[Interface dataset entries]
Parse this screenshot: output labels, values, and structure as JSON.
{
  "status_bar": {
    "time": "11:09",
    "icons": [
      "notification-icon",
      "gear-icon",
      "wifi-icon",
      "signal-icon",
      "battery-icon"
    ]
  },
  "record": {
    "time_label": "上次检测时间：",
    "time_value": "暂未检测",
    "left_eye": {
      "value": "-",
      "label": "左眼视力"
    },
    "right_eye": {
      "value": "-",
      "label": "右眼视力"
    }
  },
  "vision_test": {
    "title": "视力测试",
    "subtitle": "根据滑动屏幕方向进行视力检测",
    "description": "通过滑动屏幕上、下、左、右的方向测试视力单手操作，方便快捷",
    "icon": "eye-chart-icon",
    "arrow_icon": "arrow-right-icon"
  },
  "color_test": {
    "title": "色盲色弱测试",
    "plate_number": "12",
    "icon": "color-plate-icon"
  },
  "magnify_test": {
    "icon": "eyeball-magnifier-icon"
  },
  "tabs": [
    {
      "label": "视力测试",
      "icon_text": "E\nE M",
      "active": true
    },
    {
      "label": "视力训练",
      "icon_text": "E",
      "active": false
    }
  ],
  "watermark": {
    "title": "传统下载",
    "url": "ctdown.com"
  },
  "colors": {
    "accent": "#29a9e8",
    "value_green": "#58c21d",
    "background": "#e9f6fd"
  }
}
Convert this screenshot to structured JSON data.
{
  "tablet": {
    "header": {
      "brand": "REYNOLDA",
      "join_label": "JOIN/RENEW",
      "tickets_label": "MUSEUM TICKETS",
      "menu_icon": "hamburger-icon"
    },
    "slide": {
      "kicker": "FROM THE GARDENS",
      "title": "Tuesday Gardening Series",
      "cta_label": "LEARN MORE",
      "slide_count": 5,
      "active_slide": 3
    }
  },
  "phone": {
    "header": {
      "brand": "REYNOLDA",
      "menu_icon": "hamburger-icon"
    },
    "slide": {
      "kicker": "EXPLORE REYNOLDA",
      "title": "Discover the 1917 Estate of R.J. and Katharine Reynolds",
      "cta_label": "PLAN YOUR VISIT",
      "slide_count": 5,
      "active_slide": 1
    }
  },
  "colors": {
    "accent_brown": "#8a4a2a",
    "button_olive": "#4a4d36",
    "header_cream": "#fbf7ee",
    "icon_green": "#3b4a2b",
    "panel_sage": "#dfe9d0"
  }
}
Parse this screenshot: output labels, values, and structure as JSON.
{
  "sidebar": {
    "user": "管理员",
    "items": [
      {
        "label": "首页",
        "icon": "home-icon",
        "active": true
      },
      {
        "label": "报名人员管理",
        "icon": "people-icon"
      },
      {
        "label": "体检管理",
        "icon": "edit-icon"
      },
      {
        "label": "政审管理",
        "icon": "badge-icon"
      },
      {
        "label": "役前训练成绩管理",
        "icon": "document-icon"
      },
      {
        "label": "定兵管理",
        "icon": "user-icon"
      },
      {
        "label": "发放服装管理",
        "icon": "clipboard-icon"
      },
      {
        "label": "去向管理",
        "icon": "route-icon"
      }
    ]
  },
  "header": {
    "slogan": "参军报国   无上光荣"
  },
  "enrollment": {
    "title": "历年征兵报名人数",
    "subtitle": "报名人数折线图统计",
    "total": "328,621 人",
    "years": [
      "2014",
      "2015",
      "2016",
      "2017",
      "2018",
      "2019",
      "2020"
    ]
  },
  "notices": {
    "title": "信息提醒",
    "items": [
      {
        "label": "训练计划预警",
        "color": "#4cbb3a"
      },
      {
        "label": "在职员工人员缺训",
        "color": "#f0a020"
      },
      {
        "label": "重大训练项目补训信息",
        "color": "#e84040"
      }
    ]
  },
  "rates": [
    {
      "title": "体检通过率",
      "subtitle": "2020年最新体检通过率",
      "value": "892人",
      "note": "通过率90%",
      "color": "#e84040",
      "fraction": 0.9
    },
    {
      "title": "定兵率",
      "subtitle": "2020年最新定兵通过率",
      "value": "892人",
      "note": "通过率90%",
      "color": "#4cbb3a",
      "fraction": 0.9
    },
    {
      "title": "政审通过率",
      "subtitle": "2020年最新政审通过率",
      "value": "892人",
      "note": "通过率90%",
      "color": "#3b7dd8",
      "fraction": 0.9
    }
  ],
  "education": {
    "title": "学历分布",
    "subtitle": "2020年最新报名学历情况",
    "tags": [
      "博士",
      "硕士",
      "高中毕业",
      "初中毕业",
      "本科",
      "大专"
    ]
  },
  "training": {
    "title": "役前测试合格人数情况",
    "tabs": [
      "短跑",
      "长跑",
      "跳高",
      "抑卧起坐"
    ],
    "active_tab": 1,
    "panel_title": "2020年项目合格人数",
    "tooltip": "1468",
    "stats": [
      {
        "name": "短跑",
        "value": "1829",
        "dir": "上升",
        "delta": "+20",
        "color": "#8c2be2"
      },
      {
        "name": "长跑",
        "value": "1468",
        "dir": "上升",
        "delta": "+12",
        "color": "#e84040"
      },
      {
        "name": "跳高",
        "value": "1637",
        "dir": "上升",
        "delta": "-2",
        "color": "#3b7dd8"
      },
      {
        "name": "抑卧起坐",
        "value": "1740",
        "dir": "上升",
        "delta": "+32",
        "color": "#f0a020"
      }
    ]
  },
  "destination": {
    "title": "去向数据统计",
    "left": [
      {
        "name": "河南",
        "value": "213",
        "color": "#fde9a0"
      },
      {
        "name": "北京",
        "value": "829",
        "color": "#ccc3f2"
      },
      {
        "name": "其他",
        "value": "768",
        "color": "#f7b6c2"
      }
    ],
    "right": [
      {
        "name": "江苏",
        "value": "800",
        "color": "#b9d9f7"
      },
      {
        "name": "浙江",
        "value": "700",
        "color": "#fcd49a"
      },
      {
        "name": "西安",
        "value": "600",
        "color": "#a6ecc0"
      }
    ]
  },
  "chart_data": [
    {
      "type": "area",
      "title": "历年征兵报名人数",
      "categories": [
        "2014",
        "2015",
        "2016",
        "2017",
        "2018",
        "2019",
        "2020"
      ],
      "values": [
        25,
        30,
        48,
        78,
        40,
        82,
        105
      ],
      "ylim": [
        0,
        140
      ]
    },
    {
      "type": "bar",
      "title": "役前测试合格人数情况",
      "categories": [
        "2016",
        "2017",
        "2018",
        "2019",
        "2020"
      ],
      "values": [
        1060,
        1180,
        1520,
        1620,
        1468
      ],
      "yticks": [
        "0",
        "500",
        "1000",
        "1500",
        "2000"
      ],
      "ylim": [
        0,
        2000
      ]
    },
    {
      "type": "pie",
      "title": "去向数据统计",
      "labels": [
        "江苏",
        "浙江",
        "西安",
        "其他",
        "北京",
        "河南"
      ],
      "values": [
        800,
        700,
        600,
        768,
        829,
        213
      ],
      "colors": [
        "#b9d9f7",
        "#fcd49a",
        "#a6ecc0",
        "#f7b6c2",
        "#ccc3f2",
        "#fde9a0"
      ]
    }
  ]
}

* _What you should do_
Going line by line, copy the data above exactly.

* _Task response_
Parse this screenshot: output labels, values, and structure as JSON.
{
  "status_bar": {
    "time": "11:09",
    "icons": [
      "notification-icon",
      "gear-icon",
      "wifi-icon",
      "signal-icon",
      "battery-icon"
    ]
  },
  "record": {
    "time_label": "上次检测时间：",
    "time_value": "暂未检测",
    "left_eye": {
      "value": "-",
      "label": "左眼视力"
    },
    "right_eye": {
      "value": "-",
      "label": "右眼视力"
    }
  },
  "vision_test": {
    "title": "视力测试",
    "subtitle": "根据滑动屏幕方向进行视力检测",
    "description": "通过滑动屏幕上、下、左、右的方向测试视力单手操作，方便快捷",
    "icon": "eye-chart-icon",
    "arrow_icon": "arrow-right-icon"
  },
  "color_test": {
    "title": "色盲色弱测试",
    "plate_number": "12",
    "icon": "color-plate-icon"
  },
  "magnify_test": {
    "icon": "eyeball-magnifier-icon"
  },
  "tabs": [
    {
      "label": "视力测试",
      "icon_text": "E\nE M",
      "active": true
    },
    {
      "label": "视力训练",
      "icon_text": "E",
      "active": false
    }
  ],
  "watermark": {
    "title": "传统下载",
    "url": "ctdown.com"
  },
  "colors": {
    "accent": "#29a9e8",
    "value_green": "#58c21d",
    "background": "#e9f6fd"
  }
}
Convert this screenshot to structured JSON data.
{
  "tablet": {
    "header": {
      "brand": "REYNOLDA",
      "join_label": "JOIN/RENEW",
      "tickets_label": "MUSEUM TICKETS",
      "menu_icon": "hamburger-icon"
    },
    "slide": {
      "kicker": "FROM THE GARDENS",
      "title": "Tuesday Gardening Series",
      "cta_label": "LEARN MORE",
      "slide_count": 5,
      "active_slide": 3
    }
  },
  "phone": {
    "header": {
      "brand": "REYNOLDA",
      "menu_icon": "hamburger-icon"
    },
    "slide": {
      "kicker": "EXPLORE REYNOLDA",
      "title": "Discover the 1917 Estate of R.J. and Katharine Reynolds",
      "cta_label": "PLAN YOUR VISIT",
      "slide_count": 5,
      "active_slide": 1
    }
  },
  "colors": {
    "accent_brown": "#8a4a2a",
    "button_olive": "#4a4d36",
    "header_cream": "#fbf7ee",
    "icon_green": "#3b4a2b",
    "panel_sage": "#dfe9d0"
  }
}
Parse this screenshot: output labels, values, and structure as JSON.
{
  "sidebar": {
    "user": "管理员",
    "items": [
      {
        "label": "首页",
        "icon": "home-icon",
        "active": true
      },
      {
        "label": "报名人员管理",
        "icon": "people-icon"
      },
      {
        "label": "体检管理",
        "icon": "edit-icon"
      },
      {
        "label": "政审管理",
        "icon": "badge-icon"
      },
      {
        "label": "役前训练成绩管理",
        "icon": "document-icon"
      },
      {
        "label": "定兵管理",
        "icon": "user-icon"
      },
      {
        "label": "发放服装管理",
        "icon": "clipboard-icon"
      },
      {
        "label": "去向管理",
        "icon": "route-icon"
      }
    ]
  },
  "header": {
    "slogan": "参军报国   无上光荣"
  },
  "enrollment": {
    "title": "历年征兵报名人数",
    "subtitle": "报名人数折线图统计",
    "total": "328,621 人",
    "years": [
      "2014",
      "2015",
      "2016",
      "2017",
      "2018",
      "2019",
      "2020"
    ]
  },
  "notices": {
    "title": "信息提醒",
    "items": [
      {
        "label": "训练计划预警",
        "color": "#4cbb3a"
      },
      {
        "label": "在职员工人员缺训",
        "color": "#f0a020"
      },
      {
        "label": "重大训练项目补训信息",
        "color": "#e84040"
      }
    ]
  },
  "rates": [
    {
      "title": "体检通过率",
      "subtitle": "2020年最新体检通过率",
      "value": "892人",
      "note": "通过率90%",
      "color": "#e84040",
      "fraction": 0.9
    },
    {
      "title": "定兵率",
      "subtitle": "2020年最新定兵通过率",
      "value": "892人",
      "note": "通过率90%",
      "color": "#4cbb3a",
      "fraction": 0.9
    },
    {
      "title": "政审通过率",
      "subtitle": "2020年最新政审通过率",
      "value": "892人",
      "note": "通过率90%",
      "color": "#3b7dd8",
      "fraction": 0.9
    }
  ],
  "education": {
    "title": "学历分布",
    "subtitle": "2020年最新报名学历情况",
    "tags": [
      "博士",
      "硕士",
      "高中毕业",
      "初中毕业",
      "本科",
      "大专"
    ]
  },
  "training": {
    "title": "役前测试合格人数情况",
    "tabs": [
      "短跑",
      "长跑",
      "跳高",
      "抑卧起坐"
    ],
    "active_tab": 1,
    "panel_title": "2020年项目合格人数",
    "tooltip": "1468",
    "stats": [
      {
        "name": "短跑",
        "value": "1829",
        "dir": "上升",
        "delta": "+20",
        "color": "#8c2be2"
      },
      {
        "name": "长跑",
        "value": "1468",
        "dir": "上升",
        "delta": "+12",
        "color": "#e84040"
      },
      {
        "name": "跳高",
        "value": "1637",
        "dir": "上升",
        "delta": "-2",
        "color": "#3b7dd8"
      },
      {
        "name": "抑卧起坐",
        "value": "1740",
        "dir": "上升",
        "delta": "+32",
        "color": "#f0a020"
      }
    ]
  },
  "destination": {
    "title": "去向数据统计",
    "left": [
      {
        "name": "河南",
        "value": "213",
        "color": "#fde9a0"
      },
      {
        "name": "北京",
        "value": "829",
        "color": "#ccc3f2"
      },
      {
        "name": "其他",
        "value": "768",
        "color": "#f7b6c2"
      }
    ],
    "right": [
      {
        "name": "江苏",
        "value": "800",
        "color": "#b9d9f7"
      },
      {
        "name": "浙江",
        "value": "700",
        "color": "#fcd49a"
      },
      {
        "name": "西安",
        "value": "600",
        "color": "#a6ecc0"
      }
    ]
  },
  "chart_data": [
    {
      "type": "area",
      "title": "历年征兵报名人数",
      "categories": [
        "2014",
        "2015",
        "2016",
        "2017",
        "2018",
        "2019",
        "2020"
      ],
      "values": [
        25,
        30,
        48,
        78,
        40,
        82,
        105
      ],
      "ylim": [
        0,
        140
      ]
    },
    {
      "type": "bar",
      "title": "役前测试合格人数情况",
      "categories": [
        "2016",
        "2017",
        "2018",
        "2019",
        "2020"
      ],
      "values": [
        1060,
        1180,
        1520,
        1620,
        1468
      ],
      "yticks": [
        "0",
        "500",
        "1000",
        "1500",
        "2000"
      ],
      "ylim": [
        0,
        2000
      ]
    },
    {
      "type": "pie",
      "title": "去向数据统计",
      "labels": [
        "江苏",
        "浙江",
        "西安",
        "其他",
        "北京",
        "河南"
      ],
      "values": [
        800,
        700,
        600,
        768,
        829,
        213
      ],
      "colors": [
        "#b9d9f7",
        "#fcd49a",
        "#a6ecc0",
        "#f7b6c2",
        "#ccc3f2",
        "#fde9a0"
      ]
    }
  ]
}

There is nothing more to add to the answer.